"It's a matter of principle." Katherine sniffs dramatically. "Invite me in, will you? It's the least you can do after essentially selling me out to my worst enemy. I even brought you wine."

She hands Elena the bottle. "It's empty."

Katherine shrugs. "I drank it on the drive up from New Orleans. The music sucked. I got bored. But it's the thought that counts, right?" Her tone is lofty, but there's an undercurrent of humor that's new, less harsh than it used to be. Something's different about her, and Elena realizes that this might well be the first time since Katherine was a human girl that she's not running from something.

Later, sitting on Elena's stained couch with the suitcase Elena pointedly doesn't ask about on the floor next to her, she talks about Freya's freaky ritual and how much she hates what's become of the French Quarter. Then, almost as an aside: "Klaus says to tell you he knows a witch who can fix your humanity problem."

"I have no 'humanity problem'," Elena says automatically. Being human is what she desperately wanted, during every conscious second of her existence as a vampire. She likes being human. And if she gets bored sometimes, if she feels alienated from everything she used to know, that's a small price to pay.

"No, sweetie, you're pretending you don't have a humanity problem. You really need to get over yourself. You're hardly the first person who got the thing she wanted the most only to realize it's not everything she hoped for."

"Speaking from experience?" Elena asks, sharper-tongued than she intended it to be, but she doesn't want to take it back. Perhaps it's time to accept that Katherine's been rubbing off on her. Perhaps it's not necessarily a bad thing.

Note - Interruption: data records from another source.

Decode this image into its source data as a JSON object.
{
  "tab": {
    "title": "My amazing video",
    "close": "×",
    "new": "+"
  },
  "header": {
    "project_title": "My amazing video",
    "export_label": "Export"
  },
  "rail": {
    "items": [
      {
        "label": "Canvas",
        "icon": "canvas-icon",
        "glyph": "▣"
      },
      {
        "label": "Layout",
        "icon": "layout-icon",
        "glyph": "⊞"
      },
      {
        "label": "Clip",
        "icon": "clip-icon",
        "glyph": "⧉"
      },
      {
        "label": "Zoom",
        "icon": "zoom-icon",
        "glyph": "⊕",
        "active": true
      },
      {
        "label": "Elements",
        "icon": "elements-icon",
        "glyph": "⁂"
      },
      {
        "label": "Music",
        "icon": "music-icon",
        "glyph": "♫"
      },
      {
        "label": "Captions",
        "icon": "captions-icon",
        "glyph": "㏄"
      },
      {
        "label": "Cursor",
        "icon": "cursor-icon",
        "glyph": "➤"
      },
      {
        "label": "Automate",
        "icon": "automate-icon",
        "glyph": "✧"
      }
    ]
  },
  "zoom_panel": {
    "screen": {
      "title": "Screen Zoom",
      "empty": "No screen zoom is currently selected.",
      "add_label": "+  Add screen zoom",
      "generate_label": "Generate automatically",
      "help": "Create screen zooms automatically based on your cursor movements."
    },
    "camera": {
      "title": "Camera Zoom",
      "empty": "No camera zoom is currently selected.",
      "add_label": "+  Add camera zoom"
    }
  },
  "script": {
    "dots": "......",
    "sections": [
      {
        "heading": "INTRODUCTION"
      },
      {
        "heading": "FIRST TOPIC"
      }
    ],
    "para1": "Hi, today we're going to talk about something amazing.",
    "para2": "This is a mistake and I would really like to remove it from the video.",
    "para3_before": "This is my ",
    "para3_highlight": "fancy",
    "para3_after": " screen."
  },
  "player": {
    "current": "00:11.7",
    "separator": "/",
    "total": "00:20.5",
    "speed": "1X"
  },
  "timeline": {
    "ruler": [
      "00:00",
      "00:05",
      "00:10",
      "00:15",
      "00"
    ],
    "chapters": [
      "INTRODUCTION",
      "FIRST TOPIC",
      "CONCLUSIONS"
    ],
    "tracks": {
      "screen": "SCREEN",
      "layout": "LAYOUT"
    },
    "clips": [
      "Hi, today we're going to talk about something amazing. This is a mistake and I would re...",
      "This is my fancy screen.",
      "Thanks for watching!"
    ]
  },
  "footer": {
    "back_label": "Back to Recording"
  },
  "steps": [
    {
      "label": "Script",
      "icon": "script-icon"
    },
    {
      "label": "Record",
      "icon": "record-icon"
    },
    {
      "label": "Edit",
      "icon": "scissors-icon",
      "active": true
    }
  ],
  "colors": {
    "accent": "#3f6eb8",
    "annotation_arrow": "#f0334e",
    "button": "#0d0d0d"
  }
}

Katherine's lips curl into a smile that's one quarter self-depreciating, three-quarters sarcastic. "You know me. I don't do regrets."

Elena decides not to call her on the lie, for now.


Katherine doesn't ask if she can stay, she just opens her suitcase in the middle of the living room like it's a foregone conclusion. She hogs Elena's shower and crawls into Elena's bed and decimates Elena's alcohol. She comes home with bloody teeth and smiles like a dare, and Elena refuses to take the bait.

It's like they're playing an elaborate game of chicken, waiting for something that's got to give.

One day, maybe it will.

Until then, Elena huffs in annoyance even though she secretly finds herself reveling in the break from the boredom that eats her up sometimes and the routine of normalcy that still feels oddly fake.

Until then, Katherine offers biting running commentary on Elena's life choices, but quietly enjoys the novel concept of having a home and the company of someone who knows her terrifyingly well because she could almost have been her, if life had taken a different road.

It's nothing either of them would ever admit. But Katherine doesn't leave and Elena doesn't ask her to, and perhaps that's admission enough.